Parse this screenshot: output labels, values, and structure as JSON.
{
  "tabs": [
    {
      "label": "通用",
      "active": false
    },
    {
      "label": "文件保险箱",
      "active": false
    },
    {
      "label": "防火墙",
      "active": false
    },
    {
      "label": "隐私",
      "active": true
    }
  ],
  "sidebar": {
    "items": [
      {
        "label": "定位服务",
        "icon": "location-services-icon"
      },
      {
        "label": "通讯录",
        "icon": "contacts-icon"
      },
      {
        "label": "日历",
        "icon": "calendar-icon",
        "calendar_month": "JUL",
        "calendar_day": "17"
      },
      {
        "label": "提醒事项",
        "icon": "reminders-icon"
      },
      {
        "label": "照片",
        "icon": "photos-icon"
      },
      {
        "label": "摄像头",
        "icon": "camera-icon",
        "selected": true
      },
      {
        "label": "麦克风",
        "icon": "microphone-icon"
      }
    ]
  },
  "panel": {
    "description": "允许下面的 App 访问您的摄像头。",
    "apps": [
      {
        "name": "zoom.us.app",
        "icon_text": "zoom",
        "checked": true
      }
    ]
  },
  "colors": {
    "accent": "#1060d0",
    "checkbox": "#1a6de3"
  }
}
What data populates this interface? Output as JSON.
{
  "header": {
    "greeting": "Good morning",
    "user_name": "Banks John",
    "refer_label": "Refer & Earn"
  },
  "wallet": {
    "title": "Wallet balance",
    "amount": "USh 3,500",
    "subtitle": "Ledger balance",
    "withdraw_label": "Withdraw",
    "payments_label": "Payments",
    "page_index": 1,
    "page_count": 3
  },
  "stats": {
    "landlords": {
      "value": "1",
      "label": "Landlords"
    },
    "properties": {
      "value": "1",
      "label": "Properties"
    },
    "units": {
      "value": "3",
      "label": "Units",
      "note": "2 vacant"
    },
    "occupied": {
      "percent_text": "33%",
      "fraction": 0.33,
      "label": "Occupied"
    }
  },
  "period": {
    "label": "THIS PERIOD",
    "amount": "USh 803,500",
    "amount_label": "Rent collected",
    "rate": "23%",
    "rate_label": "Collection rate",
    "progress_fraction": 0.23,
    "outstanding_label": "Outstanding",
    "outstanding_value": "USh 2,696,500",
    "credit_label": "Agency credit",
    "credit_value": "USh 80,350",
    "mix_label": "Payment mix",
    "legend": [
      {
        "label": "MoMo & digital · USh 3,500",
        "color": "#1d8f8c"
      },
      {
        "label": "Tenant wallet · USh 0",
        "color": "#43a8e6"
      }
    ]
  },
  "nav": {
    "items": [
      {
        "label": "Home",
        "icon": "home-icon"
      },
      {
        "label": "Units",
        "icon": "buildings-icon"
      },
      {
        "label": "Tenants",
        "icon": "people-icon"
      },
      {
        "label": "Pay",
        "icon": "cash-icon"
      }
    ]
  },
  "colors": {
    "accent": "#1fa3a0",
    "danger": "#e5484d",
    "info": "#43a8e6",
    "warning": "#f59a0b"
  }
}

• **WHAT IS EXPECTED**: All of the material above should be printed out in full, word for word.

• **ANSWER TO THIS TASK**:
Parse this screenshot: output labels, values, and structure as JSON.
{
  "tabs": [
    {
      "label": "通用",
      "active": false
    },
    {
      "label": "文件保险箱",
      "active": false
    },
    {
      "label": "防火墙",
      "active": false
    },
    {
      "label": "隐私",
      "active": true
    }
  ],
  "sidebar": {
    "items": [
      {
        "label": "定位服务",
        "icon": "location-services-icon"
      },
      {
        "label": "通讯录",
        "icon": "contacts-icon"
      },
      {
        "label": "日历",
        "icon": "calendar-icon",
        "calendar_month": "JUL",
        "calendar_day": "17"
      },
      {
        "label": "提醒事项",
        "icon": "reminders-icon"
      },
      {
        "label": "照片",
        "icon": "photos-icon"
      },
      {
        "label": "摄像头",
        "icon": "camera-icon",
        "selected": true
      },
      {
        "label": "麦克风",
        "icon": "microphone-icon"
      }
    ]
  },
  "panel": {
    "description": "允许下面的 App 访问您的摄像头。",
    "apps": [
      {
        "name": "zoom.us.app",
        "icon_text": "zoom",
        "checked": true
      }
    ]
  },
  "colors": {
    "accent": "#1060d0",
    "checkbox": "#1a6de3"
  }
}
What data populates this interface? Output as JSON.
{
  "header": {
    "greeting": "Good morning",
    "user_name": "Banks John",
    "refer_label": "Refer & Earn"
  },
  "wallet": {
    "title": "Wallet balance",
    "amount": "USh 3,500",
    "subtitle": "Ledger balance",
    "withdraw_label": "Withdraw",
    "payments_label": "Payments",
    "page_index": 1,
    "page_count": 3
  },
  "stats": {
    "landlords": {
      "value": "1",
      "label": "Landlords"
    },
    "properties": {
      "value": "1",
      "label": "Properties"
    },
    "units": {
      "value": "3",
      "label": "Units",
      "note": "2 vacant"
    },
    "occupied": {
      "percent_text": "33%",
      "fraction": 0.33,
      "label": "Occupied"
    }
  },
  "period": {
    "label": "THIS PERIOD",
    "amount": "USh 803,500",
    "amount_label": "Rent collected",
    "rate": "23%",
    "rate_label": "Collection rate",
    "progress_fraction": 0.23,
    "outstanding_label": "Outstanding",
    "outstanding_value": "USh 2,696,500",
    "credit_label": "Agency credit",
    "credit_value": "USh 80,350",
    "mix_label": "Payment mix",
    "legend": [
      {
        "label": "MoMo & digital · USh 3,500",
        "color": "#1d8f8c"
      },
      {
        "label": "Tenant wallet · USh 0",
        "color": "#43a8e6"
      }
    ]
  },
  "nav": {
    "items": [
      {
        "label": "Home",
        "icon": "home-icon"
      },
      {
        "label": "Units",
        "icon": "buildings-icon"
      },
      {
        "label": "Tenants",
        "icon": "people-icon"
      },
      {
        "label": "Pay",
        "icon": "cash-icon"
      }
    ]
  },
  "colors": {
    "accent": "#1fa3a0",
    "danger": "#e5484d",
    "info": "#43a8e6",
    "warning": "#f59a0b"
  }
}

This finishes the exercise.